We all have students who are learning to float rather than learning to swim. They are trying to “survive” by doing just enough to avoid negative attention. There is a big difference between not doing anything wrong, and doing something right. The absence of a negative is not a positive, but starting point for positive behavior to begin.

We’ve all heard the phrase “sink or swim,” but that is a false binary. There’s something between the two that is neither failure or progress, and that is FLOATING.

With any choir activity or singing technique, imagine grading the performance by placing it into one of three columns: SINK, FLOAT, or SWIM.

SINK: poor, negligent, or disruptive behaviors
FLOAT: doing “OK” or getting by – nothing wrong, but not working towards developing skill or technique
SWIM: actively engaged, working towards development of consistent skill/technique (mistakes here are A-OK!)

Because the saying is “sink or swim,” is it possible that some students mistake floating for swimming?

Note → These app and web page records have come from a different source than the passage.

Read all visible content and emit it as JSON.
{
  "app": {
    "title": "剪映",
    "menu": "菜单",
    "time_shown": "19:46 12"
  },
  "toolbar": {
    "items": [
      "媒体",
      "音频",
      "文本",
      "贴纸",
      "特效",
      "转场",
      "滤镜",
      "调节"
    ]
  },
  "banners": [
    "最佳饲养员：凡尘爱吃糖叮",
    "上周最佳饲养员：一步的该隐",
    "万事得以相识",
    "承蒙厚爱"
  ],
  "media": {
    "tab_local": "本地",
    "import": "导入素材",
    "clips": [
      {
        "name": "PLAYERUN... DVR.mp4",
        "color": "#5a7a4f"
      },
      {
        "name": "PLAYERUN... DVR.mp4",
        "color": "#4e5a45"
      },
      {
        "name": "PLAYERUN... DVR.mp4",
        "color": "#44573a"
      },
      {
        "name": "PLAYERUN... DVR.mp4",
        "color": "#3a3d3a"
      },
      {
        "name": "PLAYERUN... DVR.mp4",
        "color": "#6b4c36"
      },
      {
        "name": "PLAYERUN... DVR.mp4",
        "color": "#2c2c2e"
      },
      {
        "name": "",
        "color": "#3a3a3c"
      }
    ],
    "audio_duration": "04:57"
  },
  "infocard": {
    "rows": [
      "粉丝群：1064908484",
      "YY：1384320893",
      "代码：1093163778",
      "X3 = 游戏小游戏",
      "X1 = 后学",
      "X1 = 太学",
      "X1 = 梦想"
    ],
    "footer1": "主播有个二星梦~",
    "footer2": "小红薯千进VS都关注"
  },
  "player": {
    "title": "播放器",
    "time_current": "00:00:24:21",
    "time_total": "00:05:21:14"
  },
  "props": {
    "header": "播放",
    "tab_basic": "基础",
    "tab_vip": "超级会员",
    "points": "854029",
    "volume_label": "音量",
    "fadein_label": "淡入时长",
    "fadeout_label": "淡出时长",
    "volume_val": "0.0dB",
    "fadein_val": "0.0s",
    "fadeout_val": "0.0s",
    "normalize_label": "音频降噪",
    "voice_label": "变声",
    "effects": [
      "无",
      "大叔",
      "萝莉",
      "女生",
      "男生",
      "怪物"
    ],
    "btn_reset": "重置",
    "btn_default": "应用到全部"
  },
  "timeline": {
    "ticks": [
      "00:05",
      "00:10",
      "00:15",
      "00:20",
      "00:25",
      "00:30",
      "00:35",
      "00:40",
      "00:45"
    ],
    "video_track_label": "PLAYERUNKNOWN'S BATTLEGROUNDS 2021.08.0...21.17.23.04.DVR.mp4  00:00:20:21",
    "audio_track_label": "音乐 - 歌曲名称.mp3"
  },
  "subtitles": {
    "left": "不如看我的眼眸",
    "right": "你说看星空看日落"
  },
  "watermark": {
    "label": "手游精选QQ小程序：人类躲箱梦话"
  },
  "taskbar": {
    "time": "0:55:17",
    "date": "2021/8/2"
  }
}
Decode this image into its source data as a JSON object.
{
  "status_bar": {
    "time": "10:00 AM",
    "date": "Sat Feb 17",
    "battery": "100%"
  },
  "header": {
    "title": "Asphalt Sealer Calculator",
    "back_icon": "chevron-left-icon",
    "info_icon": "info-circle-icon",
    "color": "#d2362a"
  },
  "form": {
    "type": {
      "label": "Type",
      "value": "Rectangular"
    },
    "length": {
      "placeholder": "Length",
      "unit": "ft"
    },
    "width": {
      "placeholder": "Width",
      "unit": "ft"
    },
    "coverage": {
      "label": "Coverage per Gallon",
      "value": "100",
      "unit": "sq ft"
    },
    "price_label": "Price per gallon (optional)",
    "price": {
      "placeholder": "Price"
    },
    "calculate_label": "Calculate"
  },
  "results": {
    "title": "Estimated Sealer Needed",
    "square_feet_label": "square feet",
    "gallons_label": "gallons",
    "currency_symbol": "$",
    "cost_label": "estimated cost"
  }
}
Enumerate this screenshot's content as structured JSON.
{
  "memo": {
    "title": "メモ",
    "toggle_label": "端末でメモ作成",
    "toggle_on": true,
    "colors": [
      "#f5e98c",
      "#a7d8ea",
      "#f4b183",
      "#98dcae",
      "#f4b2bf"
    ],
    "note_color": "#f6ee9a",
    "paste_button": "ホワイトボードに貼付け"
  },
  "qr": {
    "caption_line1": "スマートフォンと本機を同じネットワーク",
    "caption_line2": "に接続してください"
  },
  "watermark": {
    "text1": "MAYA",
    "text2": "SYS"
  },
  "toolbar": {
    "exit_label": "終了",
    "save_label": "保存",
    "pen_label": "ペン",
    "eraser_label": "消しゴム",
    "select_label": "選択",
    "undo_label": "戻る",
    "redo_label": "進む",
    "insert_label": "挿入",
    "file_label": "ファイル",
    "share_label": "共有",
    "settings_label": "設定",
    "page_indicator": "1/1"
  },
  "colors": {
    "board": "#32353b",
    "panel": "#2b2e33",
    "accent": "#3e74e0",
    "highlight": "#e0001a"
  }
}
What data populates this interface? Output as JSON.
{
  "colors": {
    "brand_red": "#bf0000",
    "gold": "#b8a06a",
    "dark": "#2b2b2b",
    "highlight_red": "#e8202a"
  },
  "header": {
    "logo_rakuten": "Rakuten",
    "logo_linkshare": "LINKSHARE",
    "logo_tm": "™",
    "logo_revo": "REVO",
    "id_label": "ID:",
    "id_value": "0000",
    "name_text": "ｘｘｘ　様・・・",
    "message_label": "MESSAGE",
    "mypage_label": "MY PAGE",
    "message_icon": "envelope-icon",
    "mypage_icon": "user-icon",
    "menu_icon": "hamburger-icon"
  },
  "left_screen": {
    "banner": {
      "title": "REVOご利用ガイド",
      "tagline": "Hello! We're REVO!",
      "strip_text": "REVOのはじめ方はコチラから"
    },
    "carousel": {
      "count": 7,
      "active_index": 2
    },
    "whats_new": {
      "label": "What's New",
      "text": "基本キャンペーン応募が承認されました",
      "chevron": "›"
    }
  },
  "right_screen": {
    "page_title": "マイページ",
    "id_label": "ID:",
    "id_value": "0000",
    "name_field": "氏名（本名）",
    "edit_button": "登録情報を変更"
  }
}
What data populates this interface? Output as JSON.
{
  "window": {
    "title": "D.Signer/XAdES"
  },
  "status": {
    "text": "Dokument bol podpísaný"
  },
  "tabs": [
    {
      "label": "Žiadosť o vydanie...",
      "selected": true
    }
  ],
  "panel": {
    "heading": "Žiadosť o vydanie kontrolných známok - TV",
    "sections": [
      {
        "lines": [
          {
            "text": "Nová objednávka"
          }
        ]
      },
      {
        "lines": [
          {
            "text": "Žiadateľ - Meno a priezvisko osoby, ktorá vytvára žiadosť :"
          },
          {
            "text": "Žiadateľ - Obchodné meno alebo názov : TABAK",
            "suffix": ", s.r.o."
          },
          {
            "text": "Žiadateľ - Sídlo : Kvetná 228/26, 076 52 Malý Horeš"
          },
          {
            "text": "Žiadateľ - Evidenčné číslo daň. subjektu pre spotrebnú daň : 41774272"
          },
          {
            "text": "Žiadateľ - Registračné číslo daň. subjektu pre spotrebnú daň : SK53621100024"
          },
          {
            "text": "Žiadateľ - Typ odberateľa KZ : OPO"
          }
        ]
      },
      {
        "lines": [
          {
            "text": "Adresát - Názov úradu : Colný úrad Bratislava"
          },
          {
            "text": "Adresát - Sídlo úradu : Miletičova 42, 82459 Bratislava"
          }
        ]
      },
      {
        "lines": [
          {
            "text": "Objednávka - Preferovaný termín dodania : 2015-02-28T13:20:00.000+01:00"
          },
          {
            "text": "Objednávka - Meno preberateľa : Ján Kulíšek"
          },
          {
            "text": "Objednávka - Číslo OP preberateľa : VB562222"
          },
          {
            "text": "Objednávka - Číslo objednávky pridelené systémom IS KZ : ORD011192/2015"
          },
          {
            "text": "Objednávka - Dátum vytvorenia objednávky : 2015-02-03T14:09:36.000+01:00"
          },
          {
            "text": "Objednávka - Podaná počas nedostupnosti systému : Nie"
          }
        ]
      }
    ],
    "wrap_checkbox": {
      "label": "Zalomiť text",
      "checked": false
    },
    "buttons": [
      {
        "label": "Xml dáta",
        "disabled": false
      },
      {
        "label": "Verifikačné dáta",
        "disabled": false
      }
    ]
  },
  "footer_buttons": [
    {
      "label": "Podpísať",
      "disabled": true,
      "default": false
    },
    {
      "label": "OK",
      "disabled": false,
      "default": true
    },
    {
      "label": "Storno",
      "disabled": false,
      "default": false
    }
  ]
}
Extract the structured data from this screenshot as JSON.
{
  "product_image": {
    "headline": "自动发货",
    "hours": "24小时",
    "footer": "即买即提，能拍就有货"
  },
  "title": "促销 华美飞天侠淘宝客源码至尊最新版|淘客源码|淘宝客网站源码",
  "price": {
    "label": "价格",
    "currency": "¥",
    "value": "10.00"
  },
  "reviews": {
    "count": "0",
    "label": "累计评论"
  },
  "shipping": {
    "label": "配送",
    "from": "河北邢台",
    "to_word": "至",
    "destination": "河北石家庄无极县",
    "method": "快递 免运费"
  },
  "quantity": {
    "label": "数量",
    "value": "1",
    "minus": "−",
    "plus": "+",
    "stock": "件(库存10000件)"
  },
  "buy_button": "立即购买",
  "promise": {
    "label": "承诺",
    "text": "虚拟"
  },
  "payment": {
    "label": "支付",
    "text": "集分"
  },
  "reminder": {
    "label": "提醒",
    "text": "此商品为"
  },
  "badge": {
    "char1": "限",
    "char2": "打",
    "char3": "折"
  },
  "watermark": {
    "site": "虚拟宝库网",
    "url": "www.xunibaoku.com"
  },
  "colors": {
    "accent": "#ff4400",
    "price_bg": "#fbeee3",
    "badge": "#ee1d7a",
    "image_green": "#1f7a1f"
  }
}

When they can understand SINK, FLOAT, or SWIM, they can be made aware of more levels of engagement, and thus understand that just because you are asking MORE of them, doesn’t mean they were “doing it wrong.” They could do it more actively and BETTER. And remember: swimming can tire a person out. Everyone needs to float occasionally to catch their breath.